“It was the name that gave everyone an instant feeling … a little smile of the heart,” Laura Whitaker, executive director of the company, said in a post on ESP’s website.
The two universities had just signed an agreement entitled the ‘Georgia Design Collaborative’, an agreement to indicate their collaboration on future projects, when ESP approached them about participating in the design of Camp Hooray.
UGA students enrolled in the Landscape Architecture Senior Design Studio will begin this semester working with senior year Georgia Tech students enrolled in a similar architecture studio.
The students will participate in a three day intensive workshop called a ‘design charrette,’ from Jan. 29 to 31 to get to know each other, the camp site and the ESP families who will benefit from this custom-designed retreat.
The design studio at UGA plans to explore more than the structural design of the camp, but also behavioral theory, the study of the measurable aspects of human behavior, and its impact on the design of the camp.
Jennifer Lewis, the public service programs coordinator for UGA’s College of Environment and Design, said this class will help students understand how they can use design to afford people good experiences, especially when not everyone experiences the world in the same way.
Students use their creative capabilities to invent ways to accommodate persons of all ability levels, so the children ESP serves can participate in activities like archery, swimming, canoeing, zip-lining, sports and even something as simple as sleeping on the top bunk.
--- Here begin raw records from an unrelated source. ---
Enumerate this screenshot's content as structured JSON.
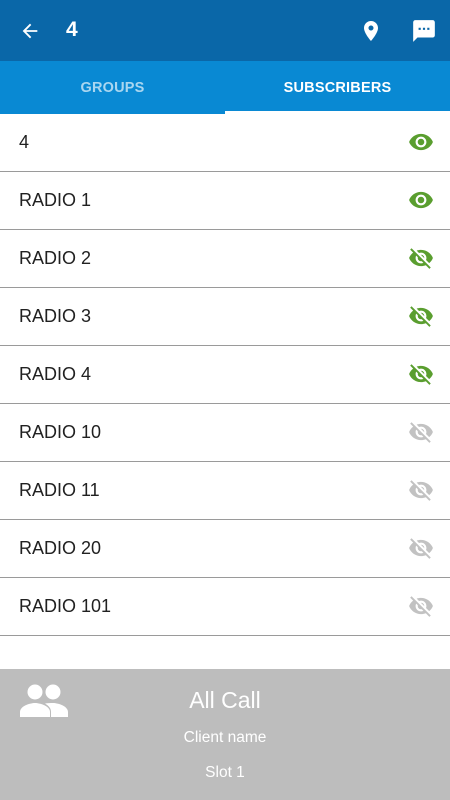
{
  "app_bar": {
    "title": "4",
    "back_icon": "arrow-back-icon",
    "location_icon": "location-pin-icon",
    "message_icon": "message-icon"
  },
  "tabs": [
    {
      "label": "GROUPS",
      "selected": false
    },
    {
      "label": "SUBSCRIBERS",
      "selected": true
    }
  ],
  "subscribers": [
    {
      "label": "4",
      "status_icon": "eye-icon",
      "visibility": "visible",
      "icon_color": "#5a9e2f"
    },
    {
      "label": "RADIO 1",
      "status_icon": "eye-icon",
      "visibility": "visible",
      "icon_color": "#5a9e2f"
    },
    {
      "label": "RADIO 2",
      "status_icon": "eye-off-icon",
      "visibility": "hidden",
      "icon_color": "#5a9e2f"
    },
    {
      "label": "RADIO 3",
      "status_icon": "eye-off-icon",
      "visibility": "hidden",
      "icon_color": "#5a9e2f"
    },
    {
      "label": "RADIO 4",
      "status_icon": "eye-off-icon",
      "visibility": "hidden",
      "icon_color": "#5a9e2f"
    },
    {
      "label": "RADIO 10",
      "status_icon": "eye-off-icon",
      "visibility": "hidden",
      "icon_color": "#c2c2c2"
    },
    {
      "label": "RADIO 11",
      "status_icon": "eye-off-icon",
      "visibility": "hidden",
      "icon_color": "#c2c2c2"
    },
    {
      "label": "RADIO 20",
      "status_icon": "eye-off-icon",
      "visibility": "hidden",
      "icon_color": "#c2c2c2"
    },
    {
      "label": "RADIO 101",
      "status_icon": "eye-off-icon",
      "visibility": "hidden",
      "icon_color": "#c2c2c2"
    }
  ],
  "footer": {
    "icon": "group-icon",
    "call_name": "All Call",
    "client_name": "Client name",
    "slot": "Slot 1"
  },
  "colors": {
    "app_bar": "#0a67a8",
    "tab_bar": "#0989d3",
    "footer": "#bdbdbd"
  }
}
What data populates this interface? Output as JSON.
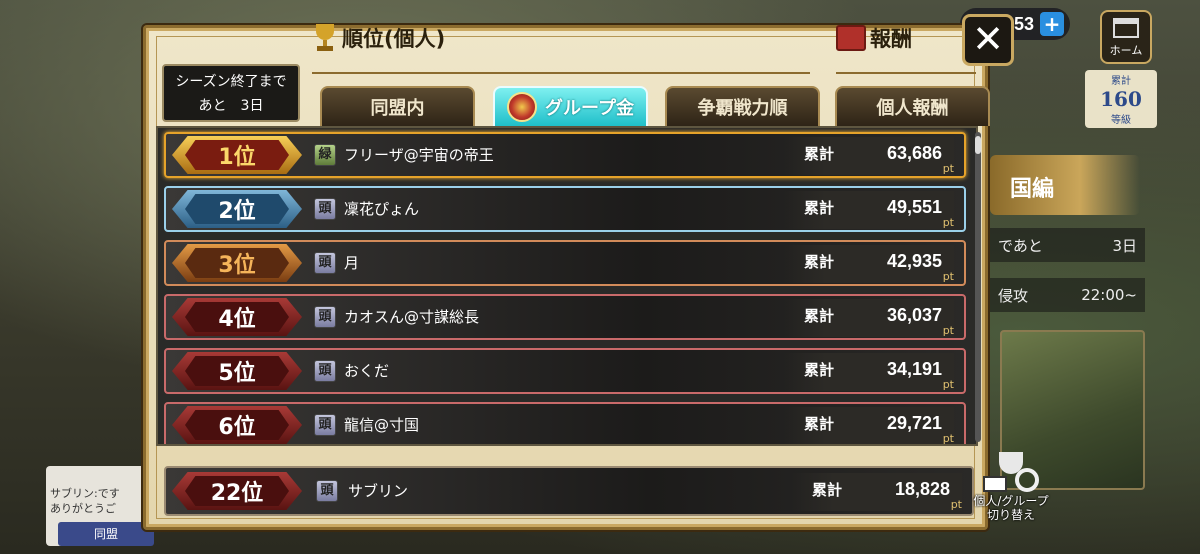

Lewis said the students “have been given the opportunity to make a significant, lasting change in someone’s life,” and she hopes the College of Environment and Design’s “relationship with ESP paves the way for another college or school to think about how their expertise could contribute to ESP’s mission.”
To read the rest of this article, published in Red and Black, please click here.